By Topic

Determining the Effects of Storage on Cotton and Soybean Leaf Samples for Hyperspectral Analysis

Sign In

Cookies must be enabled to login.After enabling cookies , please use refresh or reload or ctrl+f5 on the browser for the login options.

Formats Non-Member Member
$31 $13
Learn how you can qualify for the best price for this item!
Become an IEEE Member or Subscribe to
IEEE Xplore for exclusive pricing!
close button

puzzle piece

IEEE membership options for an individual and IEEE Xplore subscriptions for an organization offer the most affordable access to essential journal articles, conference papers, standards, eBooks, and eLearning courses.

Learn more about:

IEEE membership

IEEE Xplore subscriptions

5 Author(s)
Lee, M.A. ; Mississippi State Univ., Starkville, MS, USA ; Yanbo Huang ; Haibo Yao ; Thomson, S.J.
more authors

This paper studies the effect of storage techniques for transporting collected plant leaves from the field to the laboratory for hyperspectral analysis. The strategy of collecting leaf samples in the field for laboratory analysis is typically used when ground truthing is needed in remote sensing studies. Results indicate that the accuracy of hyperspectral measurements depends on a combination of storage technique (in a cooler or outside a cooler), time elapsed between collecting leaf samples in the field and measuring in the laboratory, and the plant species. A nonlinear model fitting method is proposed to estimate the spectrum of decaying plant leaves. This revealed that the reflectance of soybean leaves remained within the normal range for 45 min when the leaves were stored in a cooler, while soybean leaves stored outside a cooler remained within the normal range for 30 min.
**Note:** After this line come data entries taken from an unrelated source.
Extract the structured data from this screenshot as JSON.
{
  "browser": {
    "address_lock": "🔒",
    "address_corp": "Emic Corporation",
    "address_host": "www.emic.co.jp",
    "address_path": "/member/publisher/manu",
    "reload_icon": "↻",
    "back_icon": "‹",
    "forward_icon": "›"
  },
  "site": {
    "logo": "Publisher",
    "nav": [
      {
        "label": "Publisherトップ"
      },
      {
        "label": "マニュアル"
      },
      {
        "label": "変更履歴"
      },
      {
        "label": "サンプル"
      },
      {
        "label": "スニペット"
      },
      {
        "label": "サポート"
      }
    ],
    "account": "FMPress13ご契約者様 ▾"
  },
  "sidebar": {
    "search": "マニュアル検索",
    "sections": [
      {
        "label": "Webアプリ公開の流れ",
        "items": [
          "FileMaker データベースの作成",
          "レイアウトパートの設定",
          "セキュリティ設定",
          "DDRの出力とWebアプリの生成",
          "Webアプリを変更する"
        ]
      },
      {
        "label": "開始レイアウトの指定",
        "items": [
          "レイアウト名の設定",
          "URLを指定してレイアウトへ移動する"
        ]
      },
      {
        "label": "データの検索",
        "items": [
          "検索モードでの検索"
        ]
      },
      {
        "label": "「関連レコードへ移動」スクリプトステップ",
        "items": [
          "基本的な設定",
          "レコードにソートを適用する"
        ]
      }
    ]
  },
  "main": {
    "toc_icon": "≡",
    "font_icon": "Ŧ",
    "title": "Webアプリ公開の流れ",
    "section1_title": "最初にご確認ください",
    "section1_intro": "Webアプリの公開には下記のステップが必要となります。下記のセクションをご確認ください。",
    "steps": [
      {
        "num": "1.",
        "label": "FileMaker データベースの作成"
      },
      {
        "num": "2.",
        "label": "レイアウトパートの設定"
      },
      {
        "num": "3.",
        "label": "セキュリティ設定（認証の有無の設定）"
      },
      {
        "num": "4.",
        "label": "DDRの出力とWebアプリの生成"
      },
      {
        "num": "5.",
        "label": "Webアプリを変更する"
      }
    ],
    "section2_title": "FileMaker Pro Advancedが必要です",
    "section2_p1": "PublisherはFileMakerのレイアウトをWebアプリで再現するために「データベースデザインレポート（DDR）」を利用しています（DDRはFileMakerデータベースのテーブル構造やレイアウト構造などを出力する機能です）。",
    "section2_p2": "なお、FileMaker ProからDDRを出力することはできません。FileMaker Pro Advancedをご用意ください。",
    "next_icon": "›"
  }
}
However, cotton leaves stored in a cooler decayed faster initially. Regardless of storage technique, results indicate that up to a maximum of 30 min can elapse between plant leaf sampling in the field and hyperspectral measurements in the laboratory. This study focused on cotton and soybean leaves, but the implication that time elapsing between sampling leaves and measuring their spectrum should be limited as much as possible can be applied to any study on other crop leaves. Results of the study also provide a guideline for crop storage limits when analyzing by laboratory hyperspectral sensing setting to improve the quality and reliability of data for precision agriculture.

Published in:

Selected Topics in Applied Earth Observations and Remote Sensing, IEEE Journal of  (Volume:7 ,  Issue: 6 )